Horror has had a long and fruitful history on television. The genre has always had a place there, sometimes more than on cinema screens. I think that’s certainly the case right now. While fans complain about the lack of horror in theaters—which is valid, granted—they’re completely overlooking the fact that the genre is completely dominating television. We’ve got Scream, From Dusk Till Dawn, Bates Motel and the upcoming Damien, all based on beloved horror movies and all shows that have already met with some critical acclaim.
But they’re not the only ones. Over the years, there have been so many seminal horror-themed TV series. Not all of them have truly held up. Much of this is due to the fact that these shows have always been produced cheaply and quickly in the past and even when the stories may hold up, a lot of the visuals don’t. This is especially true with the advent of 4K HD and a lot of similar factors in which these series almost look worse as they were never designed for that kind of detail.
With that in mind, it’s amazing that any shows do hold up as well as they do, simply because of those factors. There are just some shows that will always stand the test of time, that will never be forgotten and will always be rediscovered by new audiences. A few of them, as you’ll see, are already proving that point very well.
It’s such an obvious choice, but that’s a good thing. Of course, the series returned to TV this year, so obviously it still holds up in that regard. But I went back to rewatch some of those early episodes to prepare for the revival, and I was amazed at how new and fresh it looks for being produced in the early ‘90s. That pilot episode still looks extremely polished and that’s saying a lot, because most series don’t have a great pilot episode.
Sure, it didn’t have the highest budget and can kind of look hokey, but it’s supposed to look hokey. That’s sort of the whole point with Tales from the Crypt. It’s trying to emulate the larger-than-life, often bleakly cartoonish feel of the EC comics. The show also boasts some incredible makeup FX work, not the least of which is the Crypt Keeper designed by Kevin Yagher, who is still a horror star to this day. Plus, tons of guest appearances by some of the biggest movie stars of all time.
You wouldn’t think a ‘60s soap opera like Dark Shadows would be an obvious choice for a list like this, but it actually is. First of all, Dark Shadows was old-fashioned even in its heyday. Second, filmmakers like Tim Burton and Guillermo del Toro have brought back the Victorian gothic aesthetic in a big way. The show is almost more of an honest Tim Burton production than Burton’s actual Dark Shadows movie because it appeals to all of the things that defined him in the early days of his career. Because of that, it’s a long-running show that still has a lot of fans to this day.

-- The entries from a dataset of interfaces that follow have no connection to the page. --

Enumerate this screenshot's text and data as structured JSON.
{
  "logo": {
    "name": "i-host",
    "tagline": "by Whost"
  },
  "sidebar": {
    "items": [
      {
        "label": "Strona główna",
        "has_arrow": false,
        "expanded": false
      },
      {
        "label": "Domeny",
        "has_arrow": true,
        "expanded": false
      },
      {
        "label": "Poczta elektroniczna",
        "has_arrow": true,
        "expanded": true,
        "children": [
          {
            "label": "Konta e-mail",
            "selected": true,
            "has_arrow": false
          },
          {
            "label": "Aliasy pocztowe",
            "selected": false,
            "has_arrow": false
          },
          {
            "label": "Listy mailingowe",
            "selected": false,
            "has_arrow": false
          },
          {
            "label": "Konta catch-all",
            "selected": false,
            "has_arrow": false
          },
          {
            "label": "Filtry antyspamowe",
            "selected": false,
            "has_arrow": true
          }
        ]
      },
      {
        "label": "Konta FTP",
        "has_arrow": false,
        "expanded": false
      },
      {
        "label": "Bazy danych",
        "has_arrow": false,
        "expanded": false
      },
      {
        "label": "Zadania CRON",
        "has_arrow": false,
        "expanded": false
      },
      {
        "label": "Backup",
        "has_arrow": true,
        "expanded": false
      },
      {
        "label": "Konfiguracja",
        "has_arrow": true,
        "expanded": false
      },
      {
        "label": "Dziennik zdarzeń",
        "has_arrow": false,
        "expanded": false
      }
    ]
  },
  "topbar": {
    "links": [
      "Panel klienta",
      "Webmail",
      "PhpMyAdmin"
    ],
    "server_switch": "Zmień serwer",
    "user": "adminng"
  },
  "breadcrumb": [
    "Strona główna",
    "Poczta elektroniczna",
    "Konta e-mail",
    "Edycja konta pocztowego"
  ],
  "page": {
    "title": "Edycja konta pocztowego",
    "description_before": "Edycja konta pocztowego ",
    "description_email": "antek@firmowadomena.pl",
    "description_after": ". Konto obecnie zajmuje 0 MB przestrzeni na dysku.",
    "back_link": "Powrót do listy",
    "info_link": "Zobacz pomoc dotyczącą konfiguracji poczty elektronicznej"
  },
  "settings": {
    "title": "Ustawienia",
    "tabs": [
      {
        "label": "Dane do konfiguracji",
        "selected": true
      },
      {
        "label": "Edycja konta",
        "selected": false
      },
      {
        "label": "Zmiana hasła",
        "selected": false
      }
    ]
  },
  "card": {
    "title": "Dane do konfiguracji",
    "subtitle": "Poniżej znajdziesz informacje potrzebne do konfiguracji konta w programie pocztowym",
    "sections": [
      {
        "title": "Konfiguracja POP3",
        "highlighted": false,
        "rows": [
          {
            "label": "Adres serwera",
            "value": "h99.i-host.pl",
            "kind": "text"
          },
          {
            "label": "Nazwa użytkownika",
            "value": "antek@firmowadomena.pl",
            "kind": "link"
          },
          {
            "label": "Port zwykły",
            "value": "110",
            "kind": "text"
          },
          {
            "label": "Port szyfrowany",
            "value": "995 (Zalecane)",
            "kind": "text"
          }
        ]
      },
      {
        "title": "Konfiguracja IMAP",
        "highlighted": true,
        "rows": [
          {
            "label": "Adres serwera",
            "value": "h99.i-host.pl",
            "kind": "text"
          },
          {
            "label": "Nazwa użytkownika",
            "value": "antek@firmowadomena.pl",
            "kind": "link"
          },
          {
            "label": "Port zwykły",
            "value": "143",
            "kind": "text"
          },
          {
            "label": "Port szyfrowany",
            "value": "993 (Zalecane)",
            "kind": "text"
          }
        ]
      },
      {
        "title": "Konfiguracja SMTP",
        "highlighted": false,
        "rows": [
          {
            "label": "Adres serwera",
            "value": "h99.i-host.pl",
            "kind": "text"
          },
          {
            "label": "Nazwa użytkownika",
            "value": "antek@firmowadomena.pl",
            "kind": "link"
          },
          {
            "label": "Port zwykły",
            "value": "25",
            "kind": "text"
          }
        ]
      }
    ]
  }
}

The Twilight Zone
The Twilight Zone will never go away. That’s beyond clear at this point, considering just how long it’s already lasted. Rod Serling created a masterpiece of a television series that could be scary, funny, fantastical and always had something important to say. This show is not like most things on right now. It’s old, of course, and black and white, but people still love to talk about their favorite episodes. Whenever there’s a major holiday, SyFy will play nothing but Twilight Zone for 24 hours to sometimes days at a time and people still tune in to watch every single time. It’s just a part of American culture, and I expect it always will be.
Buffy the Vampire Slayer
A lot of fun and funny shows that came about in the ‘90s simply don’t hold up. They are so of the era that it can be jarring just to look at. Where Buffy succeeds is its writing, acting, makeup FX; all things that elevate it above simply being another ‘90s teen show. It’s one of the smartest TV series of all time, but it’s smart in an extremely accessible way. It’s not alienating, it’s just the opposite. It explores serious themes about growing up while being bitingly satirical and funny, and even downright scary, never forgetting to bring the horror when it counts. Buffy still has everything you could want from a show.
The show didn’t last long in its day. And it’s promised revival seems to be taking an eternity to put together. People didn’t know what to make of this show when it aired, probably because David Lynch was at the helm. But it’s precisely because of Lynch’s singular vision that the show holds up so well. Twin Peaks is a film that just happens to be segmented into individual episodes for the sake of convenience. It holds up for its acting and cinematography, but more than anything it holds up because it is unique. There will never be another show like Twin Peaks, even when the show itself comes back.